One essential tool is Medication Use in Scouting, No. 680-036, available at www.scouting.org/health-and-safety/guidelines-policies/. We encourage you to review this document periodically. It has eight basic elements:
- AHMR (Annual Health and Medical Record). A critical component to protecting a youth participant is knowing that he or she is physically prepared for a Scouting event. A completed AHMR for each individual gives leaders and providers the information they need to begin treatment in an emergency. It is important that ALL medications the individual uses are listed on the form.
- Plan. A medication use plan should also be developed if a leader will be involved in managing a youth’s medication during an event.
- Supervision. Based on the plan, there should be clear agreement on who is helping the youth member with their medications—especially when the youth is not able to self-administer or when special circumstances exist.
- Labeling. Medications must be accurately labeled to prevent errors.
- Storage. The plan should include storage for all high-risk medications and those with special requirements like refrigeration.
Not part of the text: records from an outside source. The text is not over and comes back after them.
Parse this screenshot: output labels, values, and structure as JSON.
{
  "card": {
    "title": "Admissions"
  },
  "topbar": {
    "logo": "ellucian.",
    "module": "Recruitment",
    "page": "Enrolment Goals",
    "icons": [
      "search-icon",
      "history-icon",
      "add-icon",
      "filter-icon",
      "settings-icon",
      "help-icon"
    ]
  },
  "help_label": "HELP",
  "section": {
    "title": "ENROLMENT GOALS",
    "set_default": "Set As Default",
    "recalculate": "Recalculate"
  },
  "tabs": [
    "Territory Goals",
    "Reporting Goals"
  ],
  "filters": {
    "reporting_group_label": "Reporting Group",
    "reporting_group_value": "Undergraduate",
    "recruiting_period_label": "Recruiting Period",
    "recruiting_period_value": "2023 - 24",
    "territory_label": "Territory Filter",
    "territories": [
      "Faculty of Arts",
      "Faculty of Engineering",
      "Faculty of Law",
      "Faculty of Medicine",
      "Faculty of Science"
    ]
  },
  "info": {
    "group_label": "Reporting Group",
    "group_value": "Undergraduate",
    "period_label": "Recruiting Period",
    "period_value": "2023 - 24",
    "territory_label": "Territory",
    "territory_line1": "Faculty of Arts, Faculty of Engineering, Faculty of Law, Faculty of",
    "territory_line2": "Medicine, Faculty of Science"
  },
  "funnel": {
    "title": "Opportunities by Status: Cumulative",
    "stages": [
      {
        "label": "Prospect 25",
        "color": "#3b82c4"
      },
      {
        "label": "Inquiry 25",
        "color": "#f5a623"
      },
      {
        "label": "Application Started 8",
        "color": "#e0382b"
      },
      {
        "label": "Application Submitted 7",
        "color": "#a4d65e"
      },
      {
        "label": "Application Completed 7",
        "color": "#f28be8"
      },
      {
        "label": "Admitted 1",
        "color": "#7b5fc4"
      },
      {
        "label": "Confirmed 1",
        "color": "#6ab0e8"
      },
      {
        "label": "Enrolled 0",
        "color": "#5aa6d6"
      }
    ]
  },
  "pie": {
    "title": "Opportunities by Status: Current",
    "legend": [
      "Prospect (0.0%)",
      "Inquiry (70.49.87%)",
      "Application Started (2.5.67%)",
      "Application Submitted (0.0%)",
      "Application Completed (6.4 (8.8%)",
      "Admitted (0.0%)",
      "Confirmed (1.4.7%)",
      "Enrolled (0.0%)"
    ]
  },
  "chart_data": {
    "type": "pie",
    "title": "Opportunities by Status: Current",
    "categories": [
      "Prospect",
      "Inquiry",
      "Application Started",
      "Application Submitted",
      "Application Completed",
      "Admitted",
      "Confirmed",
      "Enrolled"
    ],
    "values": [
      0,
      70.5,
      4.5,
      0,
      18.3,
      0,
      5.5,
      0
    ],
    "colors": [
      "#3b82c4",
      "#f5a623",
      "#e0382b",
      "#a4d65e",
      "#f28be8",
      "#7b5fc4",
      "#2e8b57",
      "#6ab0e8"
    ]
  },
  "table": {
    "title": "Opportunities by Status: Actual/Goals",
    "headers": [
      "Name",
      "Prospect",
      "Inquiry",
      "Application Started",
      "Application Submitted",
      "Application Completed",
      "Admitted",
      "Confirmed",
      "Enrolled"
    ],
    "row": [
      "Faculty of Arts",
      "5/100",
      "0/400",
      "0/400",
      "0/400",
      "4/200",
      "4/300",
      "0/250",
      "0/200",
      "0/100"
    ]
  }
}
- Emergency Medication. Make sure that youth with asthma inhalers or epinephrine auto-injectors have what they need when they need it. They should know how to use the medicines, and they should report the use to an adult.
- Nonprescription Medications. Ensure clear guidance is in place for all nonprescription medications that may be provided by adult leaders or kept by a youth member for use as needed.
- Accountability. One best practice, though not required, is to have documentation on hand for all stored medications that may be taken by youth.